ACTION ITEM: Scan the entries for the word "hint", and copy every line where it appears.

—————

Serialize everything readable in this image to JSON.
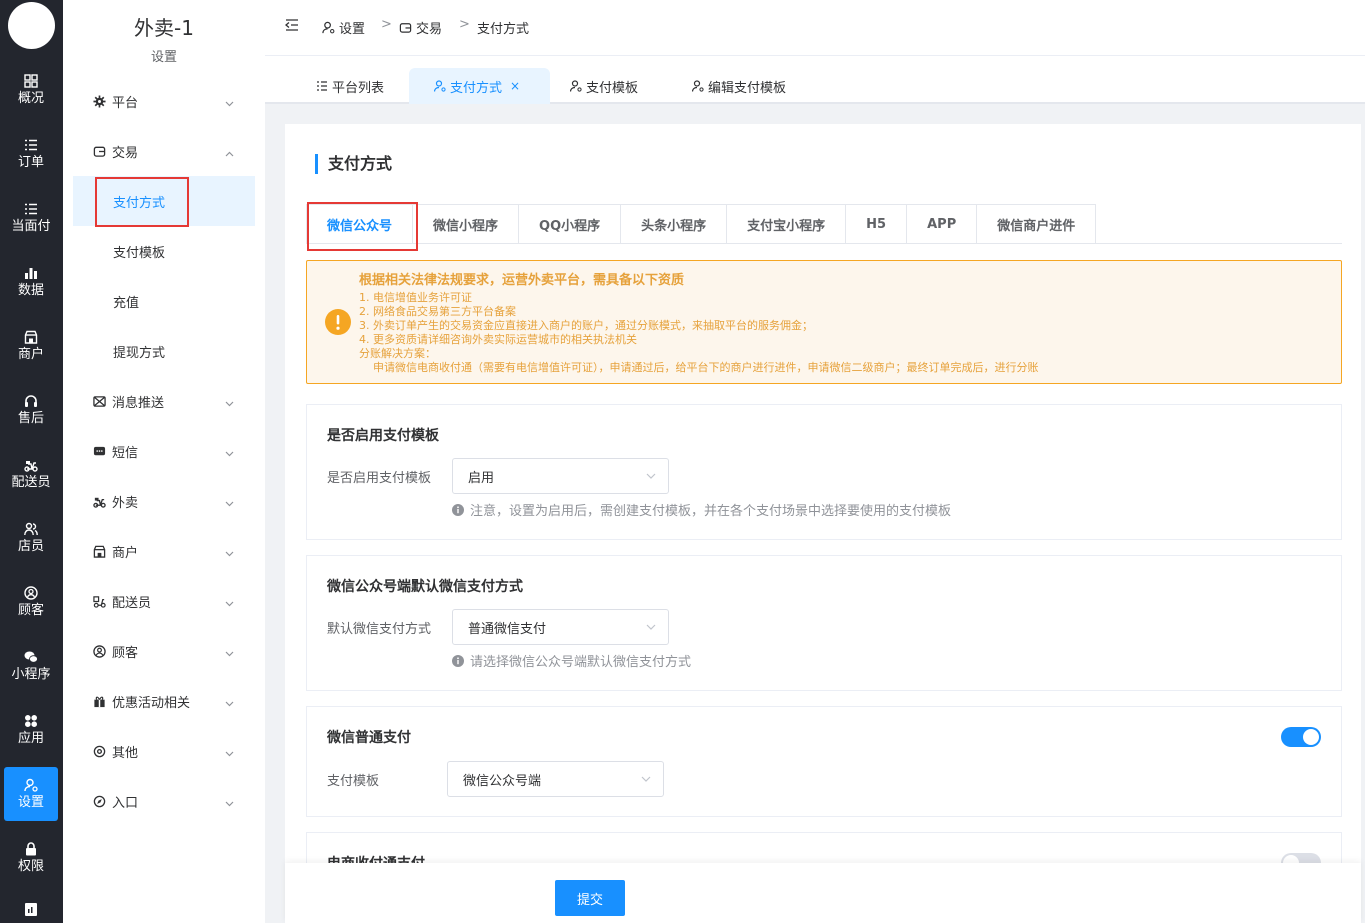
{
  "rail": {
    "items": [
      {
        "label": "概况",
        "icon": "dashboard-icon"
      },
      {
        "label": "订单",
        "icon": "list-icon"
      },
      {
        "label": "当面付",
        "icon": "list-icon"
      },
      {
        "label": "数据",
        "icon": "bar-chart-icon"
      },
      {
        "label": "商户",
        "icon": "shop-icon"
      },
      {
        "label": "售后",
        "icon": "headset-icon"
      },
      {
        "label": "配送员",
        "icon": "scooter-icon"
      },
      {
        "label": "店员",
        "icon": "users-icon"
      },
      {
        "label": "顾客",
        "icon": "user-circle-icon"
      },
      {
        "label": "小程序",
        "icon": "wechat-icon"
      },
      {
        "label": "应用",
        "icon": "apps-icon"
      },
      {
        "label": "设置",
        "icon": "settings-user-icon"
      },
      {
        "label": "权限",
        "icon": "lock-icon"
      }
    ],
    "active_index": 11
  },
  "sidebar": {
    "title": "外卖-1",
    "subtitle": "设置",
    "menu": [
      {
        "label": "平台",
        "icon": "gear-icon",
        "expanded": false
      },
      {
        "label": "交易",
        "icon": "wallet-icon",
        "expanded": true
      },
      {
        "label": "消息推送",
        "icon": "message-icon",
        "expanded": false
      },
      {
        "label": "短信",
        "icon": "sms-icon",
        "expanded": false
      },
      {
        "label": "外卖",
        "icon": "scooter-icon",
        "expanded": false
      },
      {
        "label": "商户",
        "icon": "shop-icon",
        "expanded": false
      },
      {
        "label": "配送员",
        "icon": "courier-icon",
        "expanded": false
      },
      {
        "label": "顾客",
        "icon": "user-circle-icon",
        "expanded": false
      },
      {
        "label": "优惠活动相关",
        "icon": "gift-icon",
        "expanded": false
      },
      {
        "label": "其他",
        "icon": "settings-icon",
        "expanded": false
      },
      {
        "label": "入口",
        "icon": "compass-icon",
        "expanded": false
      }
    ],
    "submenu": [
      {
        "label": "支付方式",
        "active": true
      },
      {
        "label": "支付模板",
        "active": false
      },
      {
        "label": "充值",
        "active": false
      },
      {
        "label": "提现方式",
        "active": false
      }
    ]
  },
  "header": {
    "breadcrumb": [
      "设置",
      "交易",
      "支付方式"
    ]
  },
  "view_tabs": [
    {
      "label": "平台列表",
      "active": false
    },
    {
      "label": "支付方式",
      "active": true,
      "closable": true
    },
    {
      "label": "支付模板",
      "active": false
    },
    {
      "label": "编辑支付模板",
      "active": false
    }
  ],
  "page": {
    "title": "支付方式",
    "platform_tabs": [
      "微信公众号",
      "微信小程序",
      "QQ小程序",
      "头条小程序",
      "支付宝小程序",
      "H5",
      "APP",
      "微信商户进件"
    ],
    "active_platform": 0,
    "alert": {
      "title": "根据相关法律法规要求，运营外卖平台，需具备以下资质",
      "lines": [
        "1. 电信增值业务许可证",
        "2. 网络食品交易第三方平台备案",
        "3. 外卖订单产生的交易资金应直接进入商户的账户，通过分账模式，来抽取平台的服务佣金；",
        "4. 更多资质请详细咨询外卖实际运营城市的相关执法机关",
        "分账解决方案：",
        "    申请微信电商收付通（需要有电信增值许可证），申请通过后，给平台下的商户进行进件，申请微信二级商户；最终订单完成后，进行分账"
      ]
    },
    "template_section": {
      "title": "是否启用支付模板",
      "label": "是否启用支付模板",
      "value": "启用",
      "hint": "注意，设置为启用后，需创建支付模板，并在各个支付场景中选择要使用的支付模板"
    },
    "default_section": {
      "title": "微信公众号端默认微信支付方式",
      "label": "默认微信支付方式",
      "value": "普通微信支付",
      "hint": "请选择微信公众号端默认微信支付方式"
    },
    "normal_pay_section": {
      "title": "微信普通支付",
      "enabled": true,
      "label": "支付模板",
      "value": "微信公众号端"
    },
    "ecommerce_section": {
      "title": "电商收付通支付",
      "enabled": false
    },
    "submit_label": "提交"
  },
  "colors": {
    "primary": "#1890ff",
    "rail_bg": "#23262e",
    "warning": "#e6a23c",
    "highlight_box": "#e53935"
  }
}
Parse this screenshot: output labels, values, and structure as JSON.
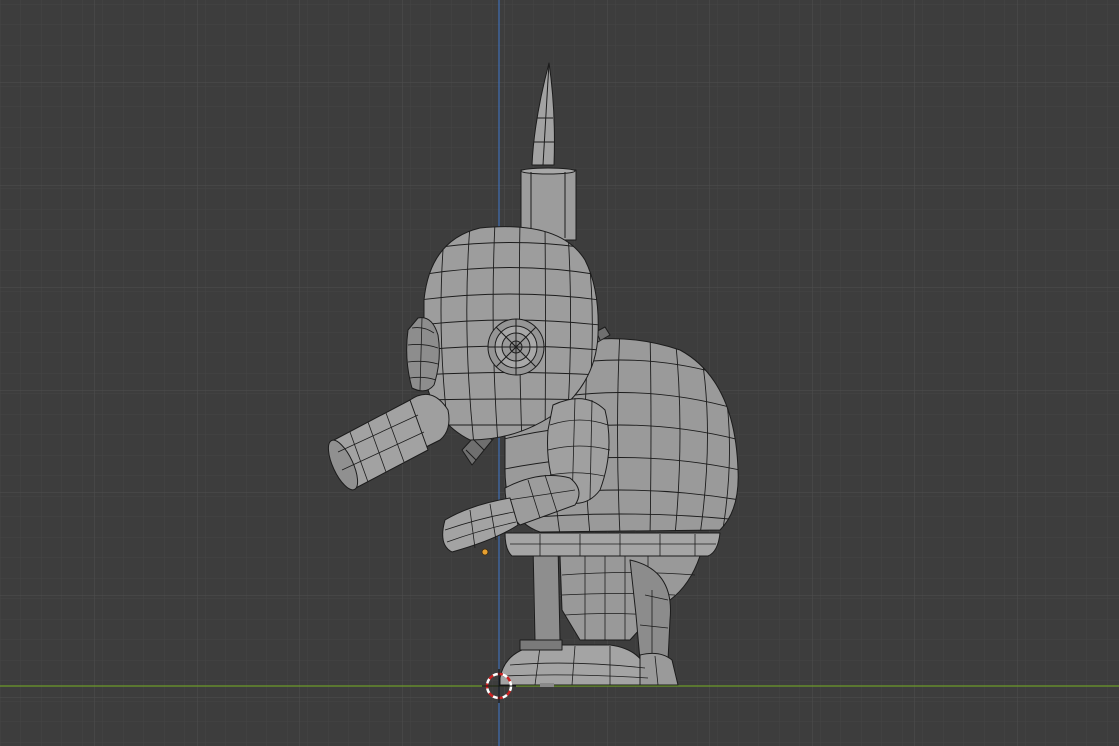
{
  "viewport": {
    "view": "side-orthographic",
    "shading": "solid-with-wireframe-overlay",
    "background_color": "#3d3d3d",
    "grid_minor_color": "#454545",
    "grid_major_color": "#505050",
    "x_axis_color": "#6c9a2a",
    "z_axis_color": "#3f6fb4"
  },
  "scene": {
    "object": "gas-mask-character-model",
    "mesh_fill": "#9a9a9a",
    "mesh_wire": "#1c1c1c",
    "origin_color": "#e8a030",
    "cursor_colors": [
      "#cc2222",
      "#ffffff"
    ]
  }
}
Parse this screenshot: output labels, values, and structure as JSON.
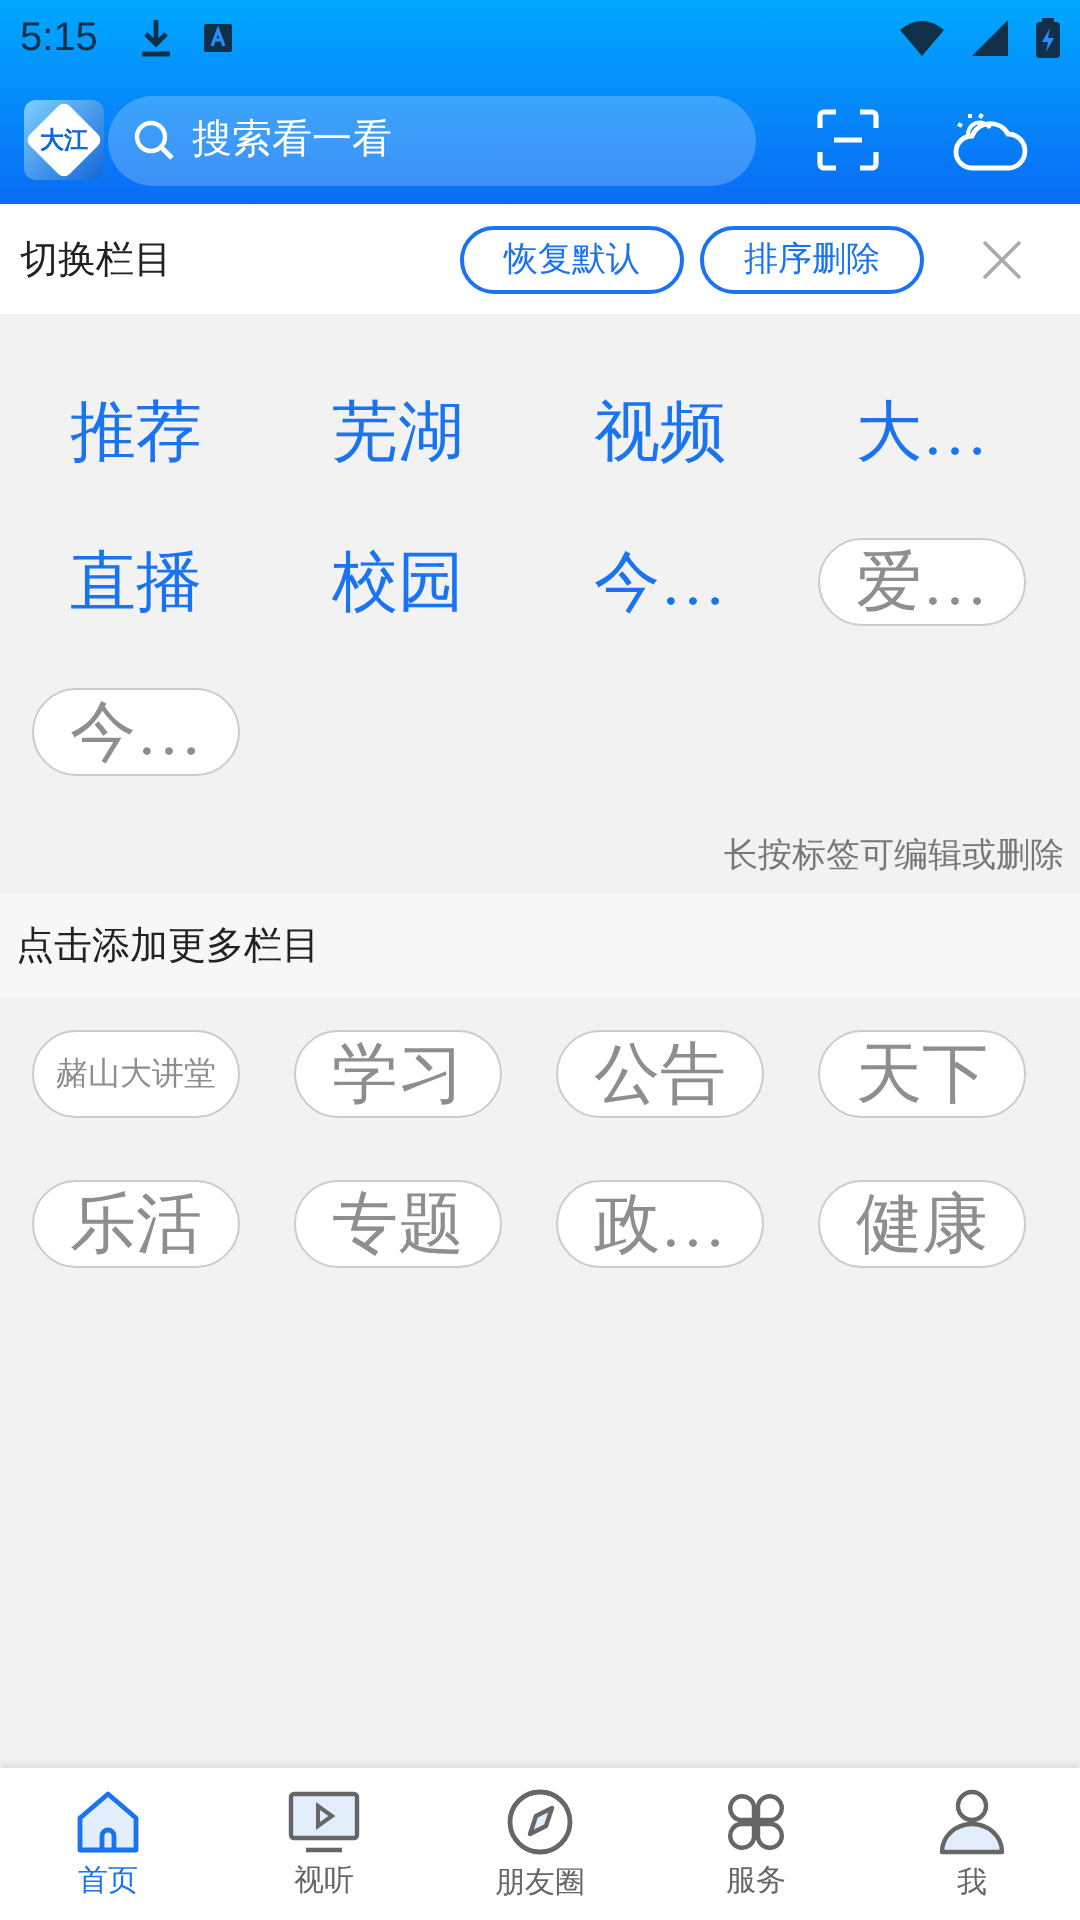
{
  "status_bar": {
    "time": "5:15"
  },
  "header": {
    "logo_text": "大江",
    "search": {
      "placeholder": "搜索看一看"
    }
  },
  "my_channels": {
    "title": "切换栏目",
    "buttons": [
      "恢复默认",
      "排序删除"
    ],
    "hint": "长按标签可编辑或删除",
    "items": [
      {
        "label": "推荐",
        "kind": "fixed"
      },
      {
        "label": "芜湖",
        "kind": "fixed"
      },
      {
        "label": "视频",
        "kind": "fixed"
      },
      {
        "label": "大…",
        "kind": "fixed"
      },
      {
        "label": "直播",
        "kind": "fixed"
      },
      {
        "label": "校园",
        "kind": "fixed"
      },
      {
        "label": "今…",
        "kind": "fixed"
      },
      {
        "label": "爱…",
        "kind": "tag"
      },
      {
        "label": "今…",
        "kind": "tag"
      }
    ]
  },
  "more_channels": {
    "title": "点击添加更多栏目",
    "items": [
      {
        "label": "赭山大讲堂",
        "kind": "small"
      },
      {
        "label": "学习",
        "kind": "tag"
      },
      {
        "label": "公告",
        "kind": "tag"
      },
      {
        "label": "天下",
        "kind": "tag"
      },
      {
        "label": "乐活",
        "kind": "tag"
      },
      {
        "label": "专题",
        "kind": "tag"
      },
      {
        "label": "政…",
        "kind": "tag"
      },
      {
        "label": "健康",
        "kind": "tag"
      }
    ]
  },
  "bottom_nav": [
    {
      "label": "首页",
      "selected": true
    },
    {
      "label": "视听",
      "selected": false
    },
    {
      "label": "朋友圈",
      "selected": false
    },
    {
      "label": "服务",
      "selected": false
    },
    {
      "label": "我",
      "selected": false
    }
  ]
}
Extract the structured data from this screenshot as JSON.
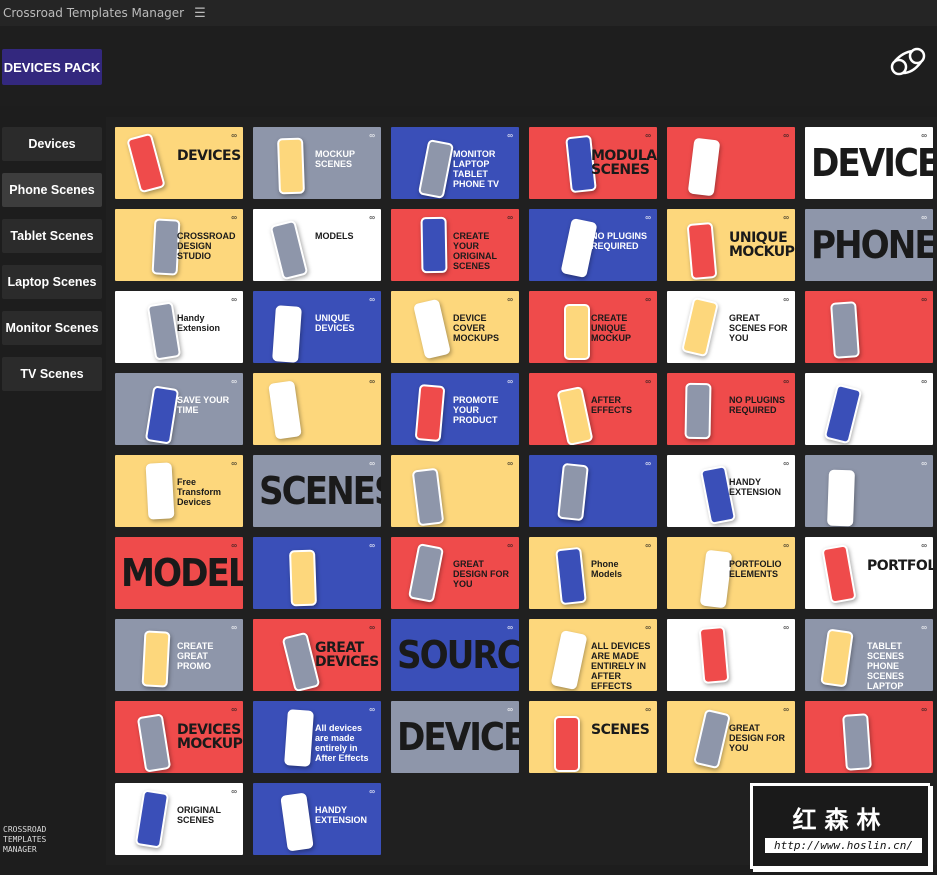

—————

ANSWER SPACE:
      "hint": "注意，设置为启用后，需创建支付模板，并在各个支付场景中选择要使用的支付模板"
      "hint": "请选择微信公众号端默认微信支付方式"
    "hint": "长按标签可编辑或删除",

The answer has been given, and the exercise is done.